### WORK TO BE COMPLETED
Write out each line of the records that has "window" in it.

Dataset items:
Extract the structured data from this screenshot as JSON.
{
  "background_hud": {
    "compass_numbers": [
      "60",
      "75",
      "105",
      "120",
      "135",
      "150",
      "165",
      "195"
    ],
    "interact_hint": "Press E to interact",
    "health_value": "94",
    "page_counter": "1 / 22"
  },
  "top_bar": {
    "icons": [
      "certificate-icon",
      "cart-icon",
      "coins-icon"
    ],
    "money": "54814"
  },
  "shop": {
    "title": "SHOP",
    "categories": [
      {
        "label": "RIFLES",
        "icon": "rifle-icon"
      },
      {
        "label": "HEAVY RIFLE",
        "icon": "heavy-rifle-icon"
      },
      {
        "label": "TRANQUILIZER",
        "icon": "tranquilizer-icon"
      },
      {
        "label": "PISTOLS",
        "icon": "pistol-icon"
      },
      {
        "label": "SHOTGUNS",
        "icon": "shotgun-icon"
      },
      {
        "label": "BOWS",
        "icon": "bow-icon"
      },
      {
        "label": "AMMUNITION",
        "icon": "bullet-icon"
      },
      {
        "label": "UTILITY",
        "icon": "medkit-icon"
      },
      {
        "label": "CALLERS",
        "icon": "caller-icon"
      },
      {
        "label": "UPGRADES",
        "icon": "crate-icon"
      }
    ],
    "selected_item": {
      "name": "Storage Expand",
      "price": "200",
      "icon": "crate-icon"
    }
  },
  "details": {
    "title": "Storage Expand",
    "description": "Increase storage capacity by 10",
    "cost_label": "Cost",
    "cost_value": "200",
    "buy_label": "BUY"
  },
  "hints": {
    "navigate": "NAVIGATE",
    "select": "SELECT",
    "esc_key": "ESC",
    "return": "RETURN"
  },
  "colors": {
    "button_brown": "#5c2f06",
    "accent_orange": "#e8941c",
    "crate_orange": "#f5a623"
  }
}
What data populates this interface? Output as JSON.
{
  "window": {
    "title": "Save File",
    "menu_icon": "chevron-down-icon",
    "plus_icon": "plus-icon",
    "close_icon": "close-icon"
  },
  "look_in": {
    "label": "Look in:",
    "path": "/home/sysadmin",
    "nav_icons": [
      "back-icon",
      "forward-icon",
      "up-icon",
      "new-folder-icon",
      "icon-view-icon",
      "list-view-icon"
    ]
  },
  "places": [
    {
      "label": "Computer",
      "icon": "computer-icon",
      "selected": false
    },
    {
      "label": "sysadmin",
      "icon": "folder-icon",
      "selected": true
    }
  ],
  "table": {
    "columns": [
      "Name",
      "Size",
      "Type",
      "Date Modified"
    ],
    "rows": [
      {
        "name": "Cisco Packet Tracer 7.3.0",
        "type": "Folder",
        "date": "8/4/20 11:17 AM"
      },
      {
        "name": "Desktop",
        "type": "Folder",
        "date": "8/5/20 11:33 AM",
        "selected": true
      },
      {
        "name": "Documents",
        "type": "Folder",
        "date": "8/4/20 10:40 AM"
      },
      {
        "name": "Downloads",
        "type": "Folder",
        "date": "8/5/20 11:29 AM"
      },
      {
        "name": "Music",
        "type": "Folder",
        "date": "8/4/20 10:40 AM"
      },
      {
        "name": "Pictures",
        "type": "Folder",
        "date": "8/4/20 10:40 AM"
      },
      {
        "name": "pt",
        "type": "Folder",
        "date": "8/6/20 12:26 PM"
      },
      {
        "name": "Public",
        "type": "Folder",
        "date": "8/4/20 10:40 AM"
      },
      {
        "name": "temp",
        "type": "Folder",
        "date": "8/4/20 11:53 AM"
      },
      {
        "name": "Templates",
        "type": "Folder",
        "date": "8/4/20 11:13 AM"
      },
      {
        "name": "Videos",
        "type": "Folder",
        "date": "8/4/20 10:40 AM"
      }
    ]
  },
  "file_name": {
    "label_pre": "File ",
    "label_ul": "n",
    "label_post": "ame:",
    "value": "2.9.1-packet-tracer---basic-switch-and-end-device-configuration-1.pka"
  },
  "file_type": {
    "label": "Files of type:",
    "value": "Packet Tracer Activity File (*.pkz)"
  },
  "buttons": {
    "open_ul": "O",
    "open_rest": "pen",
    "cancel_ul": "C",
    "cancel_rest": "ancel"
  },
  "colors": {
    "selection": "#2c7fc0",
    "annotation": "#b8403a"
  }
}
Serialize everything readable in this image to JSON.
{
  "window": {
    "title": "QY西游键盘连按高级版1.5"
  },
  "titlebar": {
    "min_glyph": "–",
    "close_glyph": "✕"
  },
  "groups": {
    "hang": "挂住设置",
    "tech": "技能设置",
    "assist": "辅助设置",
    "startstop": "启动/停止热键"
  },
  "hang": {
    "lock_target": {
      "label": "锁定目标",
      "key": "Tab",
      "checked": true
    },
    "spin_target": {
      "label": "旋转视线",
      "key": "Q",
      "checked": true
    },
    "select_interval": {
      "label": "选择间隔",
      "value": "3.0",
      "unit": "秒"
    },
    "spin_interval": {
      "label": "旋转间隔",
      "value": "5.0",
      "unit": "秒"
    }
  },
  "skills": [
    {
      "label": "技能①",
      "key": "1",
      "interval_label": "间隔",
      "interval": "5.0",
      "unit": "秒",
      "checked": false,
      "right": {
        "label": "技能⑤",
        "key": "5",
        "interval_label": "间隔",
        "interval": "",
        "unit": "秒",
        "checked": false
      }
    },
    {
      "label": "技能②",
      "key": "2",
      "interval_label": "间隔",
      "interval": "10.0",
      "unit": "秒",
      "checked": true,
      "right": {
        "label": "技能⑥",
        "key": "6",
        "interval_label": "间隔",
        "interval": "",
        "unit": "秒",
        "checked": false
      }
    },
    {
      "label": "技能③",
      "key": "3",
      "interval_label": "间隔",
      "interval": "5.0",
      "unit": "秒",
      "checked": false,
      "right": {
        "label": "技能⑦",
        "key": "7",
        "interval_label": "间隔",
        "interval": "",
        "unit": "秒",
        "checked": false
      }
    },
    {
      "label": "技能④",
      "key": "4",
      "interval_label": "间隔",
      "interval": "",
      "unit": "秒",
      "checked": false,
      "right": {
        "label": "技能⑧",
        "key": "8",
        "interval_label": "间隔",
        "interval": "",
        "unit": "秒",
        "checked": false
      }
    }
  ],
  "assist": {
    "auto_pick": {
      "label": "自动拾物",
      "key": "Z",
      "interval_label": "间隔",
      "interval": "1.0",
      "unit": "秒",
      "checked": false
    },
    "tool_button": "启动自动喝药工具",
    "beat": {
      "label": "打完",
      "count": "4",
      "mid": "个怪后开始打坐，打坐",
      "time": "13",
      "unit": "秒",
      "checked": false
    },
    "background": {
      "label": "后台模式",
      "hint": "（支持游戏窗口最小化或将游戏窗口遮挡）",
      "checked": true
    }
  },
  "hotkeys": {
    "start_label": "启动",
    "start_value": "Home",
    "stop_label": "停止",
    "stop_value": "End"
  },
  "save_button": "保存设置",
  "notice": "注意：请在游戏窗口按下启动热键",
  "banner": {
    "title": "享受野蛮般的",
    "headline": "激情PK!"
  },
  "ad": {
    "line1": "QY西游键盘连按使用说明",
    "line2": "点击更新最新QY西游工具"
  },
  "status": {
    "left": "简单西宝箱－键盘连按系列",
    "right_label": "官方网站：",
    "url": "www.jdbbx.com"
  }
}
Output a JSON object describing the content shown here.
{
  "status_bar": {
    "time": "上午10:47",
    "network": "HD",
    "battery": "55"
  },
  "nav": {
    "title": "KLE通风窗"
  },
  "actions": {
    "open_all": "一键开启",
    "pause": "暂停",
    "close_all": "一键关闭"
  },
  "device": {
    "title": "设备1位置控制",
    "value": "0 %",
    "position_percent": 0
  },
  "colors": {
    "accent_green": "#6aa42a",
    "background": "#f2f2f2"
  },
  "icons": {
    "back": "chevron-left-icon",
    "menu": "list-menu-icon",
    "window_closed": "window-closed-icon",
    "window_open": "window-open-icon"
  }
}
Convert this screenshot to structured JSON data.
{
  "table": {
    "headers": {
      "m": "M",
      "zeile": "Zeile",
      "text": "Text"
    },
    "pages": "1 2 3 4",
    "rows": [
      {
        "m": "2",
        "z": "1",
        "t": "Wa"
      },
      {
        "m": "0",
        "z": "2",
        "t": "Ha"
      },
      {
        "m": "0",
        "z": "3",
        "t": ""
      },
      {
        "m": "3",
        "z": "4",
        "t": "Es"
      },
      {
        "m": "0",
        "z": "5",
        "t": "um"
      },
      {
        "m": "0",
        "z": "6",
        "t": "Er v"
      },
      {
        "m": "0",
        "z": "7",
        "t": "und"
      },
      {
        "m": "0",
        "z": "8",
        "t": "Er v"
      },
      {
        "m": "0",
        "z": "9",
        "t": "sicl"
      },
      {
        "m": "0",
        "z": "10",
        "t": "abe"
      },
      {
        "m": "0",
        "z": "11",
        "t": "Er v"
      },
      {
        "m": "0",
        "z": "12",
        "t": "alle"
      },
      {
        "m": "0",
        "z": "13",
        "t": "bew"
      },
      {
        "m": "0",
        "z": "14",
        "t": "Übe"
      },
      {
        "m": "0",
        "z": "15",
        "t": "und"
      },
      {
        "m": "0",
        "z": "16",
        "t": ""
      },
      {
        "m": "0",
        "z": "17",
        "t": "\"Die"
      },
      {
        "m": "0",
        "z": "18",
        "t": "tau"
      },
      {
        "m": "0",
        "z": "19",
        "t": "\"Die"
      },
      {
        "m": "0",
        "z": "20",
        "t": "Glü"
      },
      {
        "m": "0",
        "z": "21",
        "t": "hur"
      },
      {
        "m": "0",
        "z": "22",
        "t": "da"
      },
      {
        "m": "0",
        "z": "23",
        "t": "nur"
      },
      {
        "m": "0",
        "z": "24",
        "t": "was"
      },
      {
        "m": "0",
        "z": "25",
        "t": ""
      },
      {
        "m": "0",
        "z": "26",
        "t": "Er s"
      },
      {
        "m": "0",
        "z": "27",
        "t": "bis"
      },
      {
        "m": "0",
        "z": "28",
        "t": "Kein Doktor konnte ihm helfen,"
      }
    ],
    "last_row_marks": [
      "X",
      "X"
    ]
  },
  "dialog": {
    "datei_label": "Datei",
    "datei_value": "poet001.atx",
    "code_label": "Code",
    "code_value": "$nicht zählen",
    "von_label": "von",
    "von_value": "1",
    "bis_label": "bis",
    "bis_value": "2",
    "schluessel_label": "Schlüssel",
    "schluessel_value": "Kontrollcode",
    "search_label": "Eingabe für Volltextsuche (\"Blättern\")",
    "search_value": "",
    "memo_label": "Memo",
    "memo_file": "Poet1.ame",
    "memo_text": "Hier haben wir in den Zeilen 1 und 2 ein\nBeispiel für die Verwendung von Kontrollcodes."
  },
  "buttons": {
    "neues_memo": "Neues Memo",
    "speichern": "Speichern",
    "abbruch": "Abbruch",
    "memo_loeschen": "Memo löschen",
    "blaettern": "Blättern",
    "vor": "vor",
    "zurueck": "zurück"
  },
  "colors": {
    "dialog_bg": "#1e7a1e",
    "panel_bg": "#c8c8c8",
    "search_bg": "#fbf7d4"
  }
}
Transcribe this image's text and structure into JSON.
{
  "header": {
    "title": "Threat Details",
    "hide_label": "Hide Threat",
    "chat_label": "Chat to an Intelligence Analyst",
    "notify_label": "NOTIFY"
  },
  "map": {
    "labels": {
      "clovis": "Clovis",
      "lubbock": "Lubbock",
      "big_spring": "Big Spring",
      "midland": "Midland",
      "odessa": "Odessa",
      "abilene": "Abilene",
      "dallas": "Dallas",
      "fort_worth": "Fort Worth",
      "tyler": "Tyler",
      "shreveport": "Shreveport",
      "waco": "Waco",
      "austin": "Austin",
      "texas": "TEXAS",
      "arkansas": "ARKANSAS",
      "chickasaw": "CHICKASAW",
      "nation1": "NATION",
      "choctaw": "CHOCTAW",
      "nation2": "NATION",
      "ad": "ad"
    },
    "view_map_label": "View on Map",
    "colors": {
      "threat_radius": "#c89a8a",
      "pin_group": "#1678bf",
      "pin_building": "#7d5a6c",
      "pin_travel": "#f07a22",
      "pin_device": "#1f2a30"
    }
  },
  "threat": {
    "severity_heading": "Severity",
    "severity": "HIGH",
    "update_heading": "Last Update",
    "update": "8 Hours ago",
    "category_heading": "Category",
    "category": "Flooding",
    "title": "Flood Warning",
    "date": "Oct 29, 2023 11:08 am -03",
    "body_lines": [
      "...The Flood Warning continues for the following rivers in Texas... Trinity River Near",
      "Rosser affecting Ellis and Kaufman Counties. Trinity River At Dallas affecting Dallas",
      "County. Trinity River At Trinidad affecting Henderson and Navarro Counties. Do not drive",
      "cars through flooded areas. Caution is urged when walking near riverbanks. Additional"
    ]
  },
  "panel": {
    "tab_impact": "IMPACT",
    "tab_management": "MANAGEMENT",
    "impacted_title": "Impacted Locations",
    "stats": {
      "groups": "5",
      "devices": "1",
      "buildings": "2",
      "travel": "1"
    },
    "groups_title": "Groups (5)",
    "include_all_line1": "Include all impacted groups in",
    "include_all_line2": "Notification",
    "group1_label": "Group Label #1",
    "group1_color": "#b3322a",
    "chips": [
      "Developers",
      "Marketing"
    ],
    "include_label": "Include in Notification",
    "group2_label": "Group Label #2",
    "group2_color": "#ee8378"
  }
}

### RESPONSE BELOW
  "window": {
  "window": {
    "window_closed": "window-closed-icon",
    "window_open": "window-open-icon"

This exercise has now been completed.